## WHAT YOU WILL DO:
Take every line from the listing below that contains "placeholder".

┌─ DATA EXTRACT

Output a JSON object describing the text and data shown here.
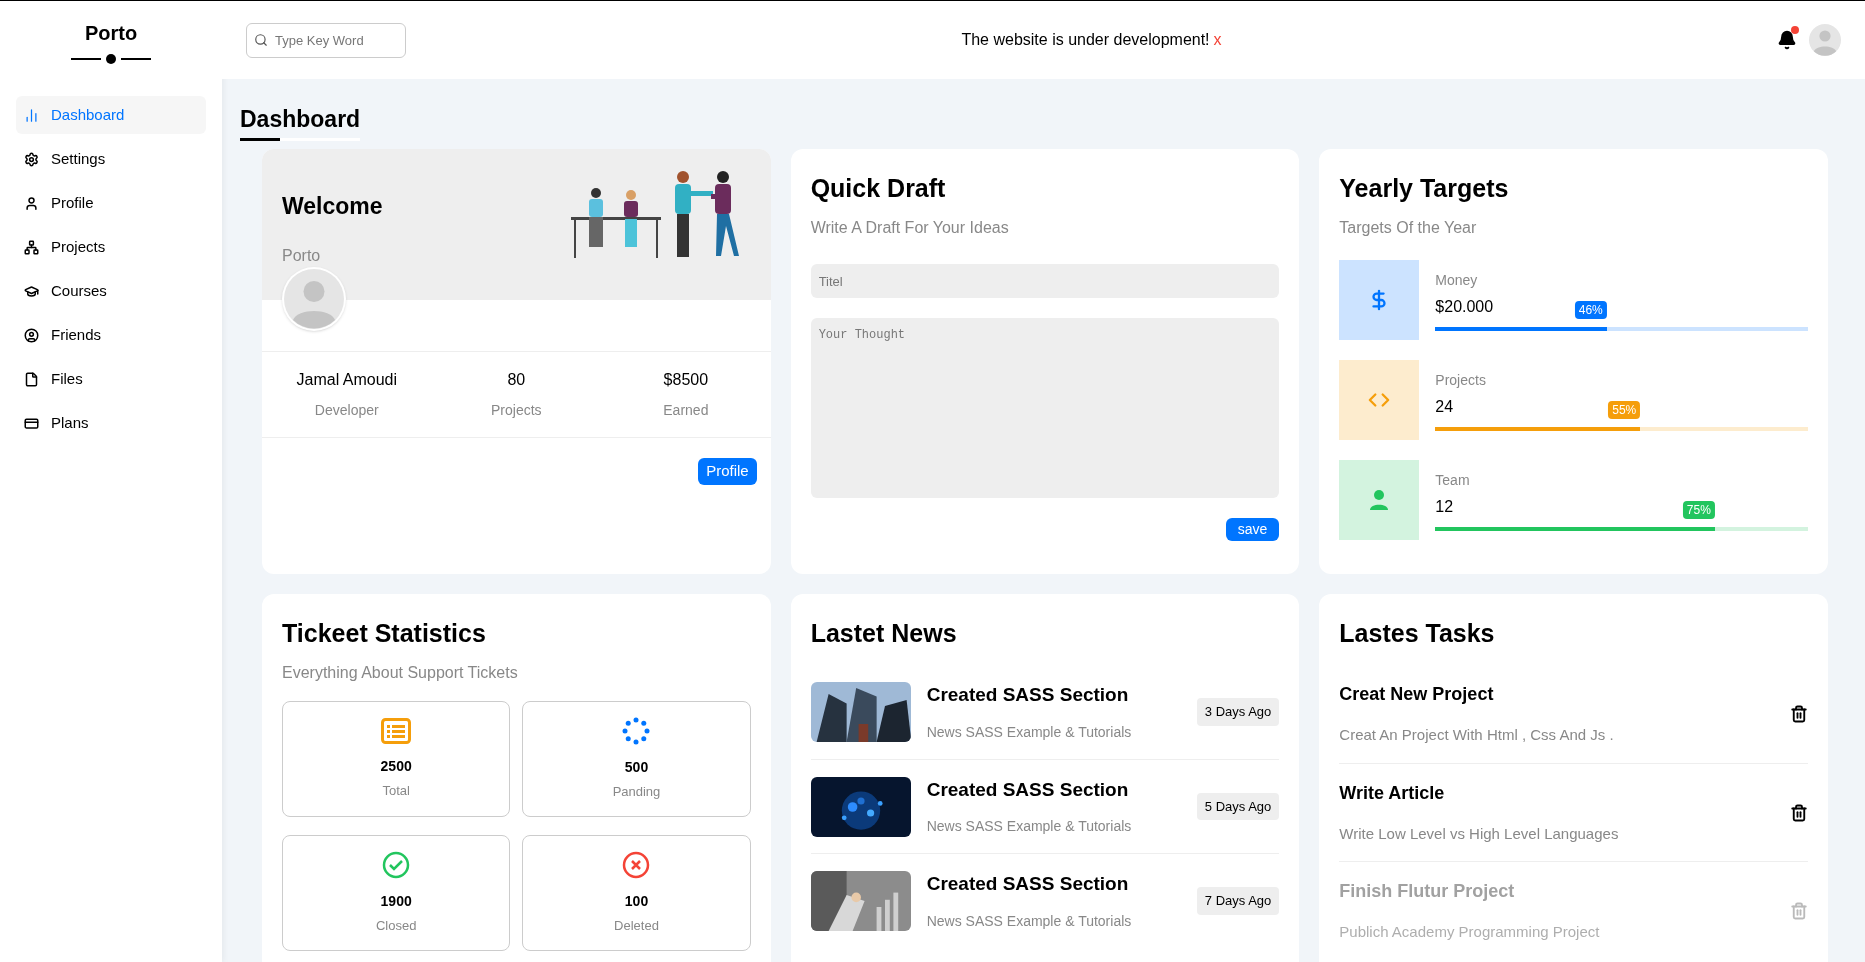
{
  "sidebar": {
    "brand": "Porto",
    "items": [
      {
        "label": "Dashboard",
        "selected": true
      },
      {
        "label": "Settings",
        "selected": false
      },
      {
        "label": "Profile",
        "selected": false
      },
      {
        "label": "Projects",
        "selected": false
      },
      {
        "label": "Courses",
        "selected": false
      },
      {
        "label": "Friends",
        "selected": false
      },
      {
        "label": "Files",
        "selected": false
      },
      {
        "label": "Plans",
        "selected": false
      }
    ]
  },
  "header": {
    "search": {
      "placeholder": "Type Key Word"
    },
    "notice": "The website is under development!",
    "notice_close": "x",
    "notifications": {
      "unread": true
    }
  },
  "page_title": "Dashboard",
  "welcome": {
    "title": "Welcome",
    "subtitle": "Porto",
    "stats": [
      {
        "value": "Jamal Amoudi",
        "label": "Developer"
      },
      {
        "value": "80",
        "label": "Projects"
      },
      {
        "value": "$8500",
        "label": "Earned"
      }
    ],
    "button": "Profile"
  },
  "quick_draft": {
    "title": "Quick Draft",
    "subtitle": "Write A Draft For Your Ideas",
    "title_field": {
      "placeholder": "Titel"
    },
    "body_field": {
      "placeholder": "Your Thought"
    },
    "button": "save"
  },
  "yearly_targets": {
    "title": "Yearly Targets",
    "subtitle": "Targets Of the Year",
    "targets": [
      {
        "kind": "money",
        "label": "Money",
        "value": "$20.000",
        "percent": "46%",
        "level": 0.46,
        "color": "#0075ff"
      },
      {
        "kind": "code",
        "label": "Projects",
        "value": "24",
        "percent": "55%",
        "level": 0.55,
        "color": "#f59e0b"
      },
      {
        "kind": "team",
        "label": "Team",
        "value": "12",
        "percent": "75%",
        "level": 0.75,
        "color": "#22c55e"
      }
    ]
  },
  "tickets": {
    "title": "Tickeet Statistics",
    "subtitle": "Everything About Support Tickets",
    "items": [
      {
        "kind": "list",
        "value": "2500",
        "label": "Total",
        "color": "#f59e0b"
      },
      {
        "kind": "spinner",
        "value": "500",
        "label": "Panding",
        "color": "#0075ff"
      },
      {
        "kind": "check",
        "value": "1900",
        "label": "Closed",
        "color": "#22c55e"
      },
      {
        "kind": "cross",
        "value": "100",
        "label": "Deleted",
        "color": "#f44336"
      }
    ]
  },
  "news": {
    "title": "Lastet News",
    "items": [
      {
        "kind": "picture",
        "title": "Created SASS Section",
        "text": "News SASS Example & Tutorials",
        "date": "3 Days Ago"
      },
      {
        "kind": "picture",
        "title": "Created SASS Section",
        "text": "News SASS Example & Tutorials",
        "date": "5 Days Ago"
      },
      {
        "kind": "picture",
        "title": "Created SASS Section",
        "text": "News SASS Example & Tutorials",
        "date": "7 Days Ago"
      }
    ]
  },
  "tasks": {
    "title": "Lastes Tasks",
    "items": [
      {
        "title": "Creat New Project",
        "text": "Creat An Project With Html , Css And Js .",
        "done": false
      },
      {
        "title": "Write Article",
        "text": "Write Low Level vs High Level Languages",
        "done": false
      },
      {
        "title": "Finish Flutur Project",
        "text": "Publich Academy Programming Project",
        "done": true
      }
    ]
  }
}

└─

## SOLUTION TO THIS PROBLEM:
      "placeholder": "Type Key Word"
      "placeholder": "Titel"
      "placeholder": "Your Thought"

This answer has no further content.